Distrust of traditional institutions has in many ways defined the current era, and one of the fastest growing religious groups in the United States, demographers say, is the so-called “Nones,” those who have abandoned religion but maintain belief in God and their own self-defined faiths.
“It's been devastating because people are leaving the church in droves,” says C. Colt Anderson, a church historian and theologian at Fordham University in New York. “Even the people who remain, the credibility of the leadership is undermined for basically everyone.”
Citing Church reformers in the Medieval period who were trying to address similar problems of clergy sexual misconduct, Professor Anderson notes that a papal decree in the 11th century basically ended any kind of oversight role for the laity. And as the former dean of Mundelein Seminary, a Catholic institution near Chicago, he notes that during his tenure there, a similar decree from Pope Benedict took away any vote a lay person like him could have in approving a man for the priesthood.
But now Anderson, a committed Catholic who studies past and current sexual abuse in the Church, says he feels “it's the challenge that God has put before me, to be faithful and to try to work to make the church better. But I have to say, I'm holding on by my fingernails at this point.”
For him, this means not just calling for transparency, but restoring a leadership role for the laity in the Church’s closed-off and often secretive magisterium.
“I’m in a church, in a community, that has really awful, terrible problems,” says Anderson. “But it is still a community that does a tremendous amount of good around the world. You know Catholic Relief Services helps probably more people than any other single organization on the planet.”
“And I hate to see all of the good that is being done – and there is a lot of good that's being done – completely tarnished by the behavior of the leadership.”
For Romo, too, his own process toward healing needed to be rooted in a community, he says.
Still a faithful Catholic 20 years ago, he was among those who began to speak out after the first reports of abuse in Boston broke. He reported his abuser to the police and to his Catholic diocese.
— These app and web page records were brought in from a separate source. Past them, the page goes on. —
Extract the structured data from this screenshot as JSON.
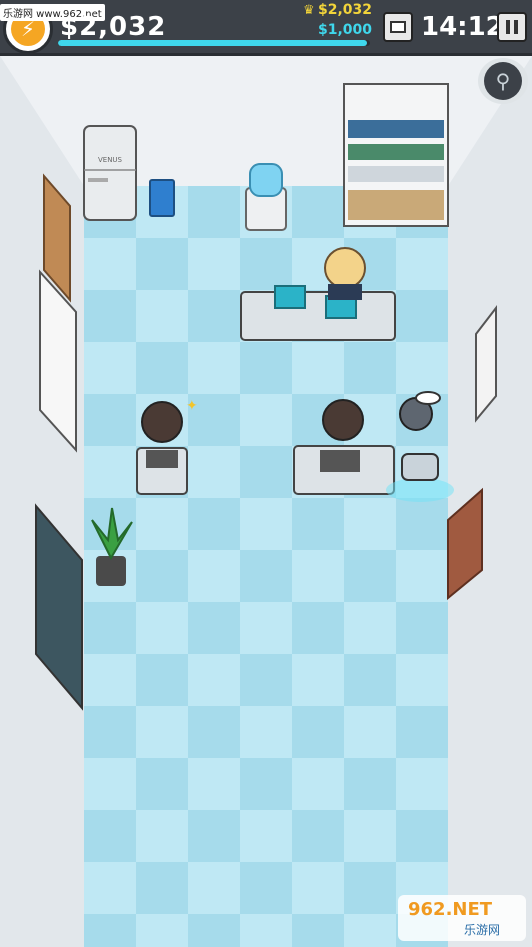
{
  "hud": {
    "money": "$2,032",
    "crown_money": "$2,032",
    "goal_money": "$1,000",
    "clock": "14:12",
    "progress": 0.99
  },
  "watermark": {
    "top_text": "乐游网 www.962.net",
    "bottom_logo": "962.NET",
    "bottom_sub": "乐游网"
  },
  "items": {
    "fridge_label": "VENUS"
  },
  "colors": {
    "hud_bg": "#3c4148",
    "money": "#ffffff",
    "crown": "#f2d43a",
    "progress": "#3fd7ec",
    "floor_a": "#bfe8f4",
    "floor_b": "#a8dcec",
    "wall": "#e6ebef"
  }
}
But before he could confront him, the monsignor, long retired, died.
“I was just so, kind of spiritually dead,” Romo says, describing how his own speaking out fell on mostly deaf ears. “I had never been so miserable, and I reached out so many times, in so many different ways. Part of it was through my rage, demanding that people pay attention, but part it was really just asking, would somebody please listen and talk to me and do something constructive with this?”
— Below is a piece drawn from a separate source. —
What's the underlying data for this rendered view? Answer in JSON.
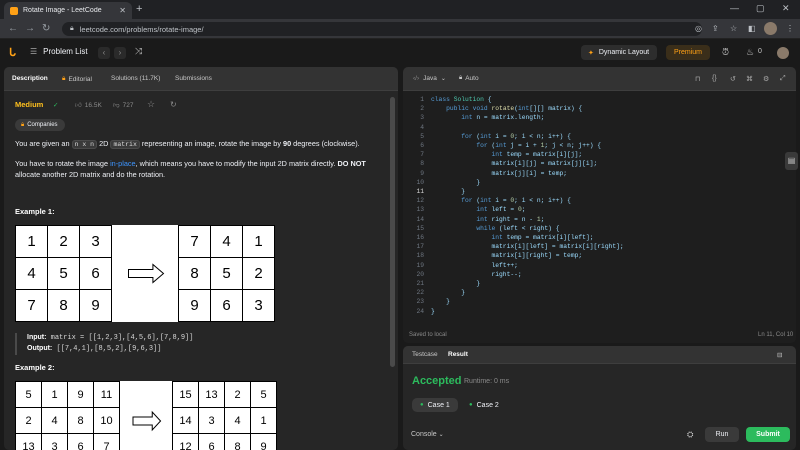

But he later encountered a congregational minister, he says, who changed the course of his life.
“This pastor was the first religious person ever to say to me, ‘I'm so so profoundly sorry that this happened to you. I don't know what to say, but to stand with you.’ That was a huge acknowledgement.”
And now Romo is a commissioned minister in this pastor’s more liberal tradition, the United Church of Christ, and a chaplain in a local hospice.
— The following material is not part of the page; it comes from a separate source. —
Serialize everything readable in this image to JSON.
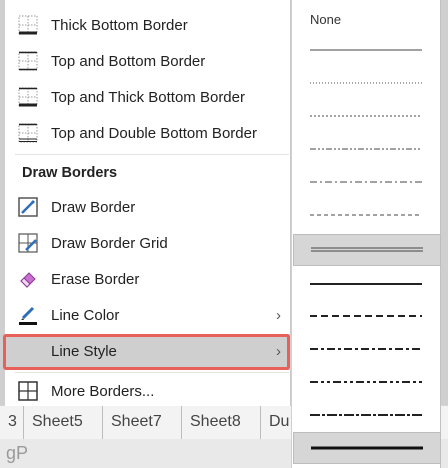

“My spiritual practice has to do with meditation and a lot of different integration practices, but I’m not really religious,” says Romo. “And that's kind of strange because I'm a hospice chaplain. And a lot of people here don't want to talk religion, and I can honestly say, neither do I really.”
He no longer seeks meaning in doctrine or rituals, he says. But as a seeker of a spiritual community for most of his life, he says, he still finds hope and spiritual solace in church.
“To me, spirituality and healing are all about wholeness and integration, and that should be a significant part of a faith community,” Romo says.
But many faiths are losing their moral credibility now, he says. “The disillusionment now is because churches have not been speaking, have not been acting really to recognize, and to reconcile with this problem,” he says, “or to be in solidarity with the people who have been sexually abused in particular.”